TASK PROMPT =
Search the listing for the string "JSON" and copy every line that contains it.

TASK INPUTS =

---------------

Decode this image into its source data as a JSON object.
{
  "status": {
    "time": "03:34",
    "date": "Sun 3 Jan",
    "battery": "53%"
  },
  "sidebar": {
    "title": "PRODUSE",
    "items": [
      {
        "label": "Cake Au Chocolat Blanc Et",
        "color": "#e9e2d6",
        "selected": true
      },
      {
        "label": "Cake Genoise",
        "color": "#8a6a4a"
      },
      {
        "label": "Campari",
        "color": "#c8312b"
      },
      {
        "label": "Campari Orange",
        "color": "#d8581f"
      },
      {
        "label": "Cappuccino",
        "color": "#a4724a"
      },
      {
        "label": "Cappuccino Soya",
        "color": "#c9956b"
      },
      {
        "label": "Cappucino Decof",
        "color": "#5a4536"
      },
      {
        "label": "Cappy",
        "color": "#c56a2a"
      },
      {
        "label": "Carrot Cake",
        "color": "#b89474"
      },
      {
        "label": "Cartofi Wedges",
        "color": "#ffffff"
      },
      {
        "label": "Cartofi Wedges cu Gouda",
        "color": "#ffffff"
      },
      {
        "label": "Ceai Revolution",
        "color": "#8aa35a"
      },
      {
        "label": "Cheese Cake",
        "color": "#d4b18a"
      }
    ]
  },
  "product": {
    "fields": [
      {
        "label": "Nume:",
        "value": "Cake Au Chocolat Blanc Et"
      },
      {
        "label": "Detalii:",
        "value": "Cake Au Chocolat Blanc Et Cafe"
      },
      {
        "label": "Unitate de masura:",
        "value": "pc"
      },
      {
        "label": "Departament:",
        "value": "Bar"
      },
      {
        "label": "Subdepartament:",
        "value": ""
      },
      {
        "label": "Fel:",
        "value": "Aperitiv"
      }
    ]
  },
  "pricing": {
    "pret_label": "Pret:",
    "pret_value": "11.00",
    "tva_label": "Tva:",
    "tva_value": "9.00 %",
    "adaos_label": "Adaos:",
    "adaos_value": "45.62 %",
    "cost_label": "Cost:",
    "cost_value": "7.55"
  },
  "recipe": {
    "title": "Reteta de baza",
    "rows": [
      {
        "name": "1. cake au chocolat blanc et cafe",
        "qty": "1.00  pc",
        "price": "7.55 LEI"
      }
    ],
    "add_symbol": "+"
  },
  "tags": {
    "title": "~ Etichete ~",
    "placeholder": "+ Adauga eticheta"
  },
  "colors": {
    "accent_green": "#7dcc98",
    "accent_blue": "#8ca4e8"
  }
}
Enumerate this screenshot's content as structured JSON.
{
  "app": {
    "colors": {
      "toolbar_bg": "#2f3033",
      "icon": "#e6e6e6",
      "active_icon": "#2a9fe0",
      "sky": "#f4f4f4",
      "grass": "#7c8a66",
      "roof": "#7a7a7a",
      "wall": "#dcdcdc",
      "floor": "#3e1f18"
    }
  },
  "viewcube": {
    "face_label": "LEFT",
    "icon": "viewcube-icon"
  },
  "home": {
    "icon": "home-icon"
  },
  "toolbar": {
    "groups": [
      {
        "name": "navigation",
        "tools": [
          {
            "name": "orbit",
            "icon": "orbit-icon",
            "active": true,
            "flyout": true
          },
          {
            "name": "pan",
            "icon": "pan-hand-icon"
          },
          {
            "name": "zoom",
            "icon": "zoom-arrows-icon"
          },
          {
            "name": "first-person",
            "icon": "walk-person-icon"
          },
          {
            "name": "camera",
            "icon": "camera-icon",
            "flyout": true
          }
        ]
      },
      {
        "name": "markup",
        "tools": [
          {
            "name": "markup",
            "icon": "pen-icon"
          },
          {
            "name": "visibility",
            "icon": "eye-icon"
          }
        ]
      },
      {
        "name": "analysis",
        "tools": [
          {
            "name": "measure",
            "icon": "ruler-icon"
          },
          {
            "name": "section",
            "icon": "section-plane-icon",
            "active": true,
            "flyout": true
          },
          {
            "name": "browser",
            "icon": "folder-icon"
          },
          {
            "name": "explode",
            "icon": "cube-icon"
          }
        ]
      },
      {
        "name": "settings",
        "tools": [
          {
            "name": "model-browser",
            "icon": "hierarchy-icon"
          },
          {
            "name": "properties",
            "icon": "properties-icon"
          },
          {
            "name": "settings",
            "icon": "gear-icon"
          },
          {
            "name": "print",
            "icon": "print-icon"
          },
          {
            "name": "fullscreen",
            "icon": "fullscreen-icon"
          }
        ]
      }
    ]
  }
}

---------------

SOLUTION =
Decode this image into its source data as a JSON object.
Enumerate this screenshot's content as structured JSON.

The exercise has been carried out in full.